DATA PROVIDED below:
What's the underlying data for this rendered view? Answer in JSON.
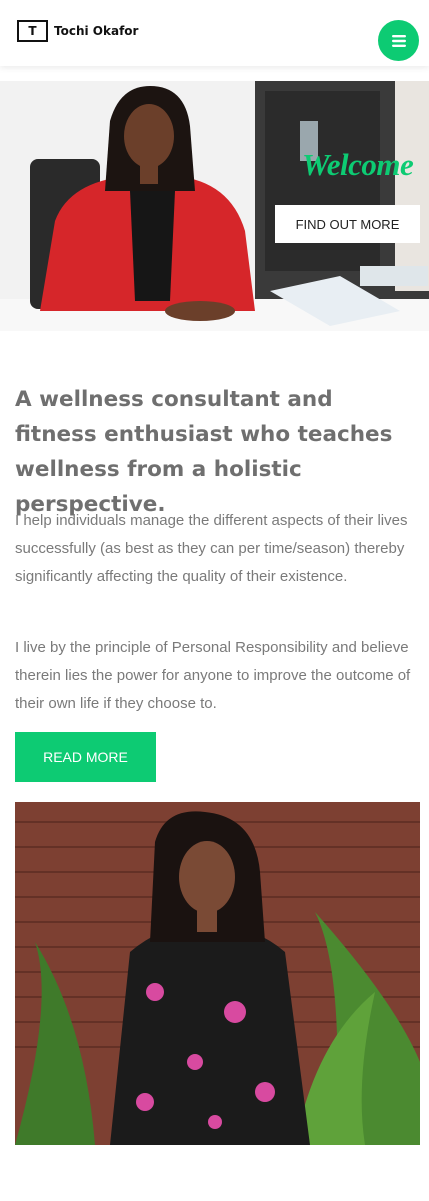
{
  "header": {
    "logo_letter": "T",
    "site_name": "Tochi Okafor",
    "menu_icon": "hamburger-icon"
  },
  "hero": {
    "welcome": "Welcome",
    "cta_label": "FIND OUT MORE"
  },
  "about": {
    "headline": "A wellness consultant and fitness enthusiast who teaches wellness from a holistic perspective.",
    "paragraph_1": "I help individuals manage the different aspects of their lives successfully (as best as they can per time/season) thereby significantly affecting the quality of their existence.",
    "paragraph_2": "I live by the principle of Personal Responsibility and believe therein lies the power for anyone to improve the outcome of their own life if they choose to.",
    "read_more_label": "READ MORE"
  },
  "colors": {
    "accent": "#0dcb73",
    "text": "#6f6f6f"
  }
}
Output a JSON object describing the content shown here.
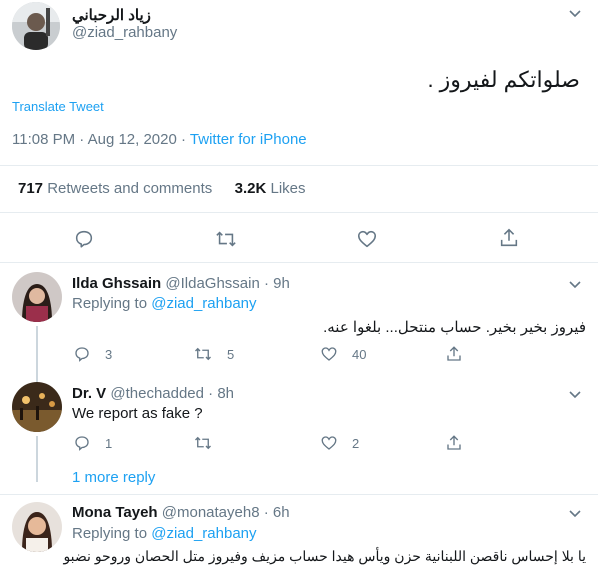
{
  "main_tweet": {
    "author_name": "زياد الرحباني",
    "handle": "@ziad_rahbany",
    "text": "صلواتكم لفيروز .",
    "translate_label": "Translate Tweet",
    "timestamp": "11:08 PM · Aug 12, 2020 · ",
    "source": "Twitter for iPhone",
    "retweets_count": "717",
    "retweets_label": "Retweets and comments",
    "likes_count": "3.2K",
    "likes_label": "Likes"
  },
  "replies": [
    {
      "name": "Ilda Ghssain",
      "handle": "@IldaGhssain",
      "time": "· 9h",
      "replying_label": "Replying to",
      "replying_to": "@ziad_rahbany",
      "text": "فيروز بخير بخير. حساب منتحل... بلغوا عنه.",
      "comments": "3",
      "retweets": "5",
      "likes": "40"
    },
    {
      "name": "Dr. V",
      "handle": "@thechadded",
      "time": "· 8h",
      "text": "We report as fake ?",
      "comments": "1",
      "retweets": "",
      "likes": "2"
    },
    {
      "name": "Mona Tayeh",
      "handle": "@monatayeh8",
      "time": "· 6h",
      "replying_label": "Replying to",
      "replying_to": "@ziad_rahbany",
      "text": "يا بلا إحساس ناقصن اللبنانية حزن ويأس هيدا حساب مزيف وفيروز متل الحصان وروحو نضبو"
    }
  ],
  "more_replies_label": "1 more reply",
  "colors": {
    "accent": "#1da1f2",
    "muted": "#657786",
    "border": "#e6ecf0"
  }
}
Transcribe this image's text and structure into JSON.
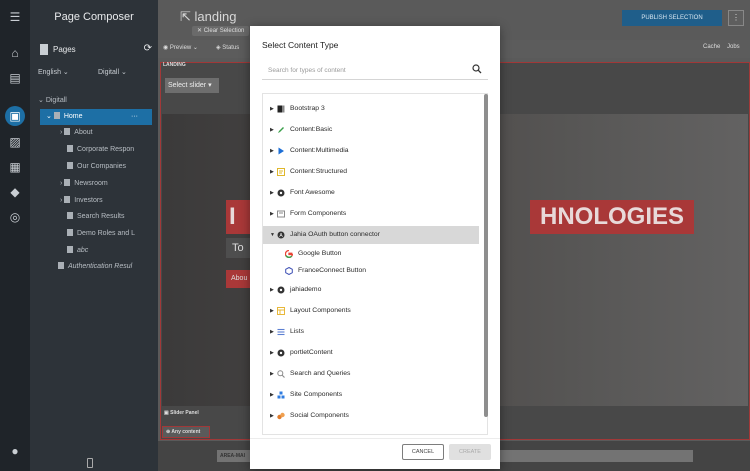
{
  "sidebar": {
    "title": "Page Composer",
    "pages_label": "Pages",
    "language": "English",
    "site": "Digitall",
    "tree": [
      {
        "label": "Digitall"
      },
      {
        "label": "Home"
      },
      {
        "label": "About"
      },
      {
        "label": "Corporate Respon"
      },
      {
        "label": "Our Companies"
      },
      {
        "label": "Newsroom"
      },
      {
        "label": "Investors"
      },
      {
        "label": "Search Results"
      },
      {
        "label": "Demo Roles and L"
      },
      {
        "label": "abc"
      },
      {
        "label": "Authentication Resul"
      }
    ]
  },
  "header": {
    "page_title": "landing",
    "clear_selection": "✕ Clear Selection",
    "publish_label": "PUBLISH SELECTION",
    "preview_label": "Preview",
    "status_label": "Status",
    "cache_label": "Cache",
    "jobs_label": "Jobs"
  },
  "canvas": {
    "area_label": "LANDING",
    "select_slider": "Select slider",
    "hero_text_left": "I",
    "hero_text_right": "HNOLOGIES",
    "hero_to": "To",
    "hero_about": "Abou",
    "slider_panel": "Slider Panel",
    "any_content": "Any content",
    "area_main": "AREA-MAI"
  },
  "modal": {
    "title": "Select Content Type",
    "search_placeholder": "Search for types of content",
    "items": [
      {
        "label": "Bootstrap 3",
        "icon": "bootstrap-icon",
        "color": "#222222"
      },
      {
        "label": "Content:Basic",
        "icon": "pencil-icon",
        "color": "#3aa04a"
      },
      {
        "label": "Content:Multimedia",
        "icon": "play-icon",
        "color": "#1d6fd6"
      },
      {
        "label": "Content:Structured",
        "icon": "note-icon",
        "color": "#e0b72a"
      },
      {
        "label": "Font Awesome",
        "icon": "fa-icon",
        "color": "#333333"
      },
      {
        "label": "Form Components",
        "icon": "form-icon",
        "color": "#8a8a8a"
      },
      {
        "label": "Jahia OAuth button connector",
        "icon": "oauth-icon",
        "color": "#333333"
      },
      {
        "label": "Google Button",
        "icon": "google-icon",
        "color": "#4285f4"
      },
      {
        "label": "FranceConnect Button",
        "icon": "franceconnect-icon",
        "color": "#3f51b5"
      },
      {
        "label": "jahiademo",
        "icon": "jahia-icon",
        "color": "#333333"
      },
      {
        "label": "Layout Components",
        "icon": "layout-icon",
        "color": "#e8b83a"
      },
      {
        "label": "Lists",
        "icon": "list-icon",
        "color": "#5b7fd1"
      },
      {
        "label": "portletContent",
        "icon": "portlet-icon",
        "color": "#333333"
      },
      {
        "label": "Search and Queries",
        "icon": "search-queries-icon",
        "color": "#8a8a8a"
      },
      {
        "label": "Site Components",
        "icon": "site-icon",
        "color": "#2f7ce0"
      },
      {
        "label": "Social Components",
        "icon": "social-icon",
        "color": "#e07b2a"
      }
    ],
    "cancel_label": "CANCEL",
    "create_label": "CREATE"
  }
}
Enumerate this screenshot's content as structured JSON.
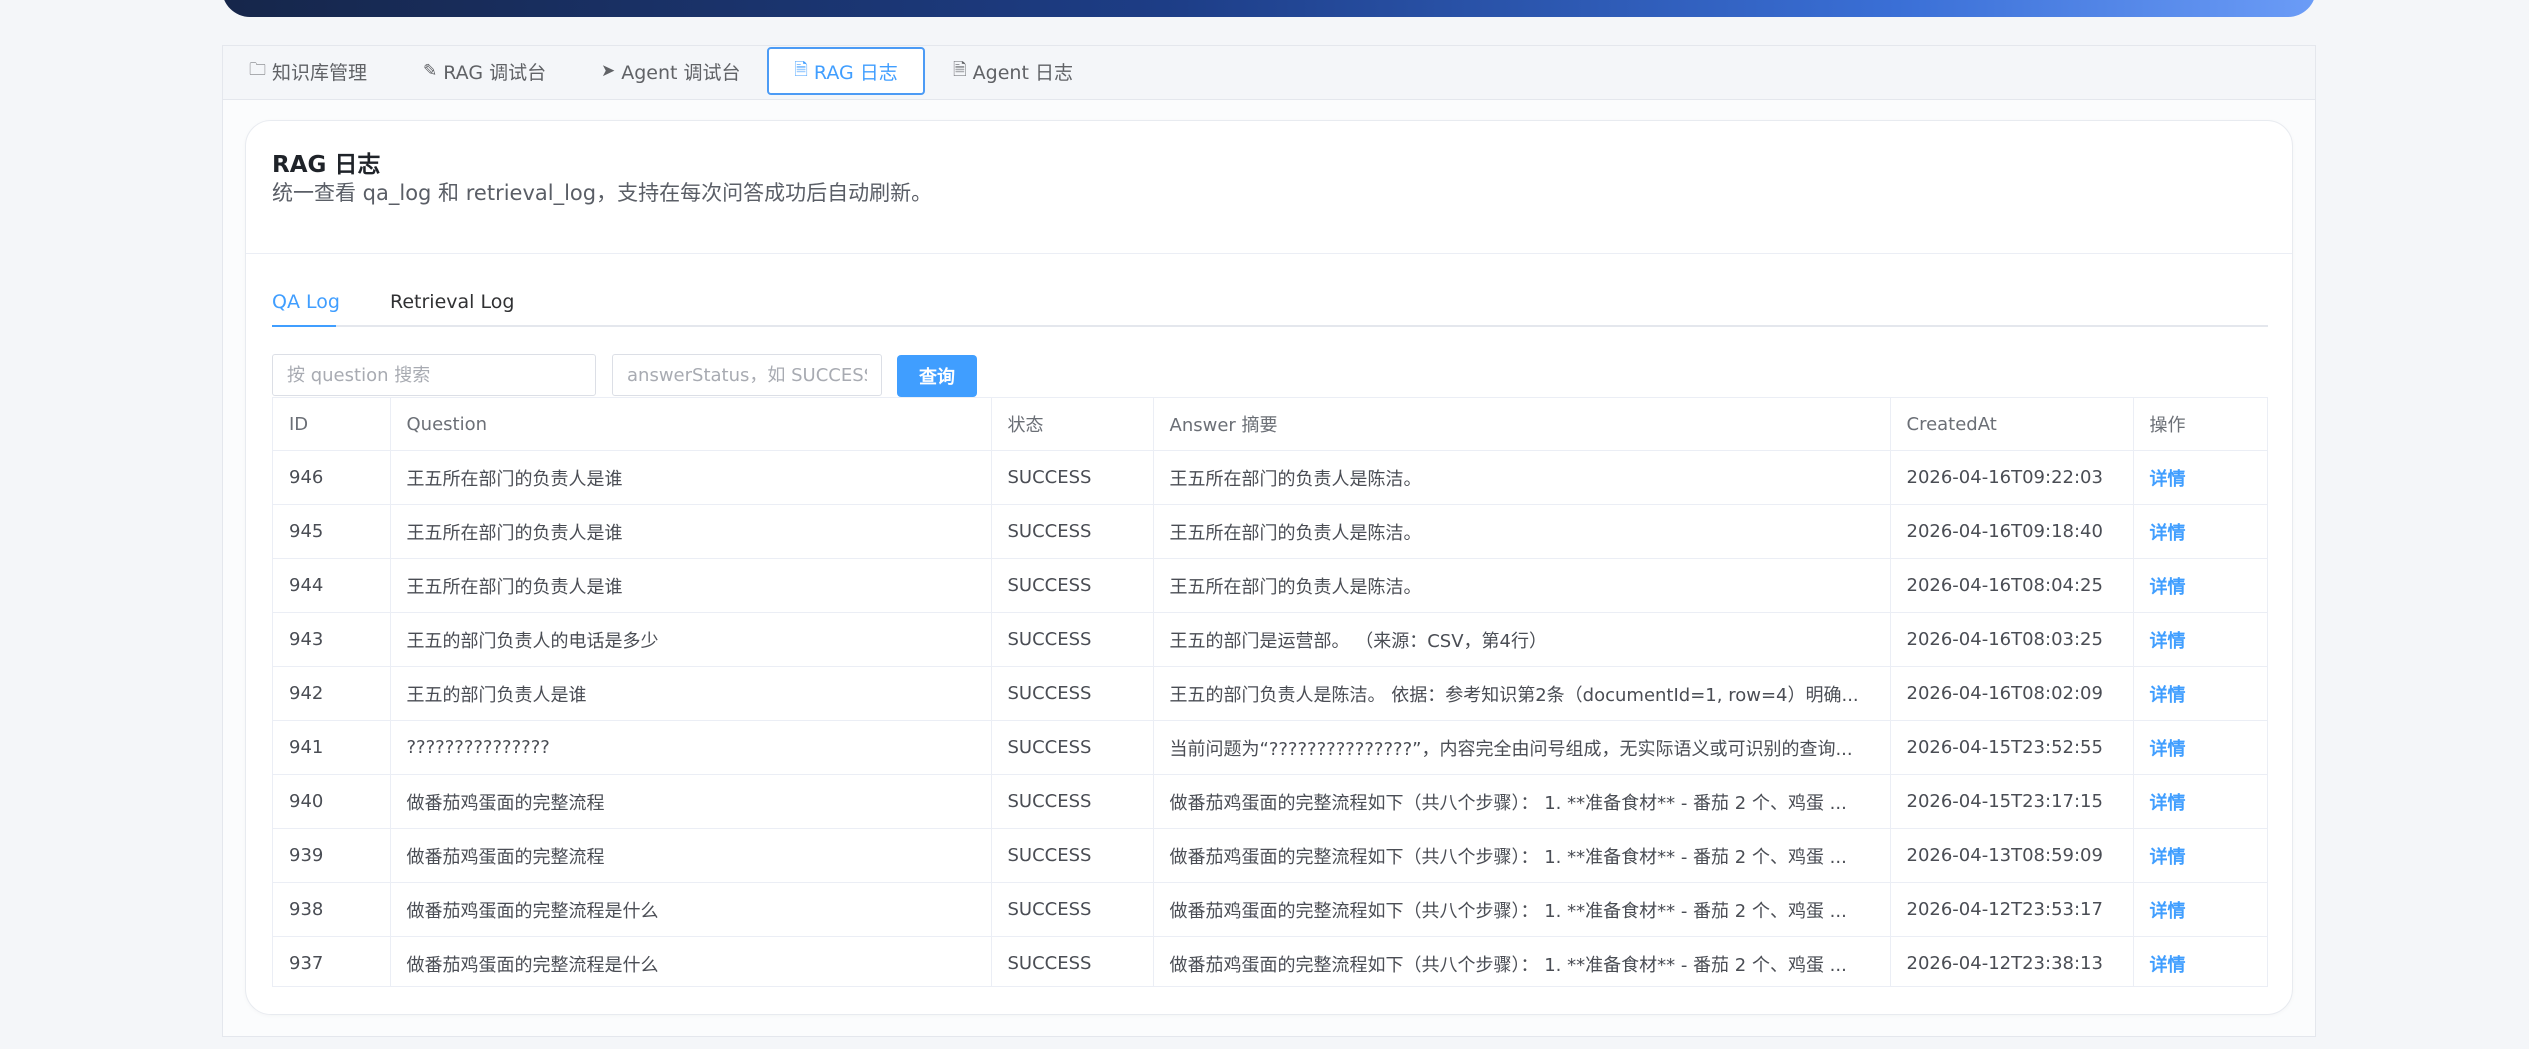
{
  "tabs": [
    {
      "icon": "🗀",
      "label": "知识库管理"
    },
    {
      "icon": "✎",
      "label": "RAG 调试台"
    },
    {
      "icon": "➤",
      "label": "Agent 调试台"
    },
    {
      "icon": "🗎",
      "label": "RAG 日志"
    },
    {
      "icon": "🗎",
      "label": "Agent 日志"
    }
  ],
  "card": {
    "title": "RAG 日志",
    "subtitle": "统一查看 qa_log 和 retrieval_log，支持在每次问答成功后自动刷新。"
  },
  "subtabs": {
    "qa": "QA Log",
    "retrieval": "Retrieval Log"
  },
  "search": {
    "question_placeholder": "按 question 搜索",
    "status_placeholder": "answerStatus，如 SUCCESS",
    "query_label": "查询"
  },
  "table": {
    "headers": {
      "id": "ID",
      "question": "Question",
      "status": "状态",
      "answer": "Answer 摘要",
      "created": "CreatedAt",
      "action": "操作"
    },
    "rows": [
      {
        "id": "946",
        "question": "王五所在部门的负责人是谁",
        "status": "SUCCESS",
        "answer": "王五所在部门的负责人是陈洁。",
        "created": "2026-04-16T09:22:03",
        "action": "详情"
      },
      {
        "id": "945",
        "question": "王五所在部门的负责人是谁",
        "status": "SUCCESS",
        "answer": "王五所在部门的负责人是陈洁。",
        "created": "2026-04-16T09:18:40",
        "action": "详情"
      },
      {
        "id": "944",
        "question": "王五所在部门的负责人是谁",
        "status": "SUCCESS",
        "answer": "王五所在部门的负责人是陈洁。",
        "created": "2026-04-16T08:04:25",
        "action": "详情"
      },
      {
        "id": "943",
        "question": "王五的部门负责人的电话是多少",
        "status": "SUCCESS",
        "answer": "王五的部门是运营部。 （来源：CSV，第4行）",
        "created": "2026-04-16T08:03:25",
        "action": "详情"
      },
      {
        "id": "942",
        "question": "王五的部门负责人是谁",
        "status": "SUCCESS",
        "answer": "王五的部门负责人是陈洁。 依据：参考知识第2条（documentId=1, row=4）明确...",
        "created": "2026-04-16T08:02:09",
        "action": "详情"
      },
      {
        "id": "941",
        "question": "???????????????",
        "status": "SUCCESS",
        "answer": "当前问题为“???????????????”，内容完全由问号组成，无实际语义或可识别的查询...",
        "created": "2026-04-15T23:52:55",
        "action": "详情"
      },
      {
        "id": "940",
        "question": "做番茄鸡蛋面的完整流程",
        "status": "SUCCESS",
        "answer": "做番茄鸡蛋面的完整流程如下（共八个步骤）： 1. **准备食材** - 番茄 2 个、鸡蛋 ...",
        "created": "2026-04-15T23:17:15",
        "action": "详情"
      },
      {
        "id": "939",
        "question": "做番茄鸡蛋面的完整流程",
        "status": "SUCCESS",
        "answer": "做番茄鸡蛋面的完整流程如下（共八个步骤）： 1. **准备食材** - 番茄 2 个、鸡蛋 ...",
        "created": "2026-04-13T08:59:09",
        "action": "详情"
      },
      {
        "id": "938",
        "question": "做番茄鸡蛋面的完整流程是什么",
        "status": "SUCCESS",
        "answer": "做番茄鸡蛋面的完整流程如下（共八个步骤）： 1. **准备食材** - 番茄 2 个、鸡蛋 ...",
        "created": "2026-04-12T23:53:17",
        "action": "详情"
      },
      {
        "id": "937",
        "question": "做番茄鸡蛋面的完整流程是什么",
        "status": "SUCCESS",
        "answer": "做番茄鸡蛋面的完整流程如下（共八个步骤）： 1. **准备食材** - 番茄 2 个、鸡蛋 ...",
        "created": "2026-04-12T23:38:13",
        "action": "详情"
      }
    ]
  },
  "colors": {
    "accent": "#409eff",
    "banner_start": "#16264a",
    "banner_end": "#6b9cf7"
  }
}
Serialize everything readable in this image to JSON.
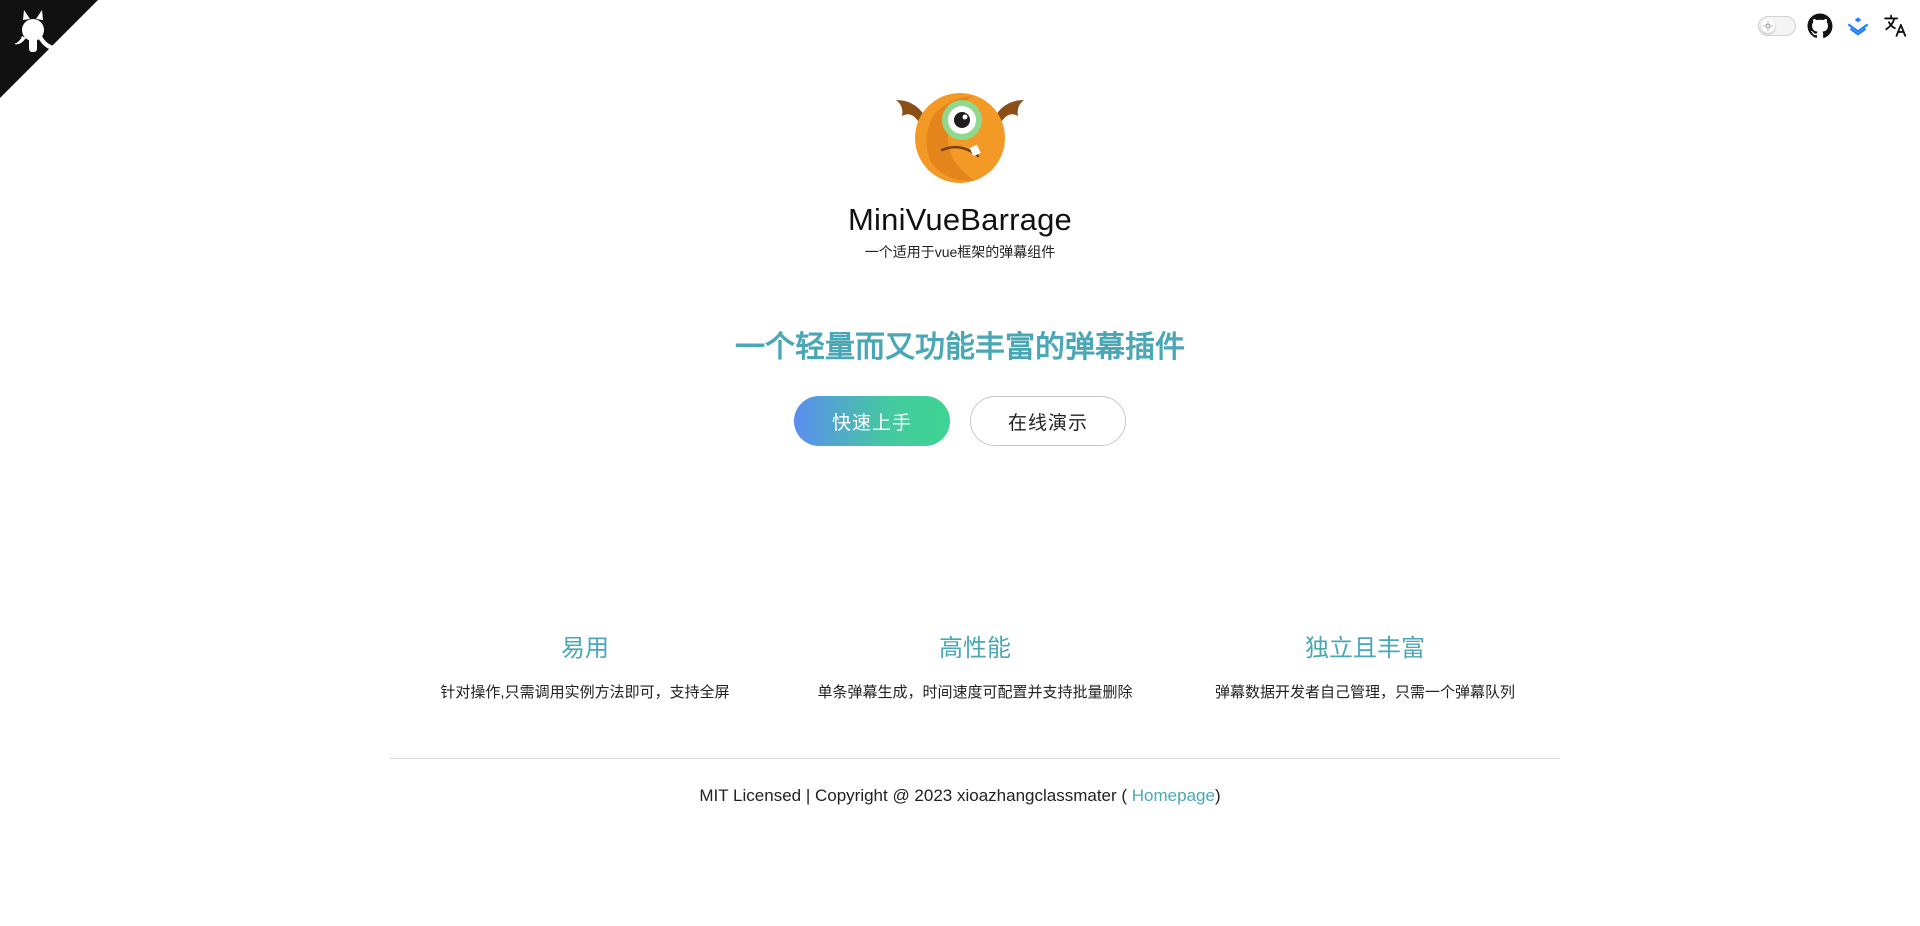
{
  "icons": {
    "corner": "github-octocat-icon",
    "theme_toggle": "sun-icon",
    "github": "github-icon",
    "stack": "layers-icon",
    "translate": "translate-icon",
    "logo": "orange-monster-logo"
  },
  "colors": {
    "accent": "#4aa8b6",
    "button_gradient_start": "#5b8def",
    "button_gradient_end": "#3dd492"
  },
  "hero": {
    "title": "MiniVueBarrage",
    "description": "一个适用于vue框架的弹幕组件",
    "tagline": "一个轻量而又功能丰富的弹幕插件",
    "primary_button": "快速上手",
    "secondary_button": "在线演示"
  },
  "features": [
    {
      "title": "易用",
      "details": "针对操作,只需调用实例方法即可，支持全屏"
    },
    {
      "title": "高性能",
      "details": "单条弹幕生成，时间速度可配置并支持批量删除"
    },
    {
      "title": "独立且丰富",
      "details": "弹幕数据开发者自己管理，只需一个弹幕队列"
    }
  ],
  "footer": {
    "text": "MIT Licensed | Copyright @ 2023 xioazhangclassmater ( ",
    "link_label": "Homepage",
    "suffix": ")"
  }
}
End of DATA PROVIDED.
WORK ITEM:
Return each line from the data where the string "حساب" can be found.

ANSWER BELOW:
      "text": "فيروز بخير بخير. حساب منتحل... بلغوا عنه.",
      "text": "يا بلا إحساس ناقصن اللبنانية حزن ويأس هيدا حساب مزيف وفيروز متل الحصان وروحو نضبو"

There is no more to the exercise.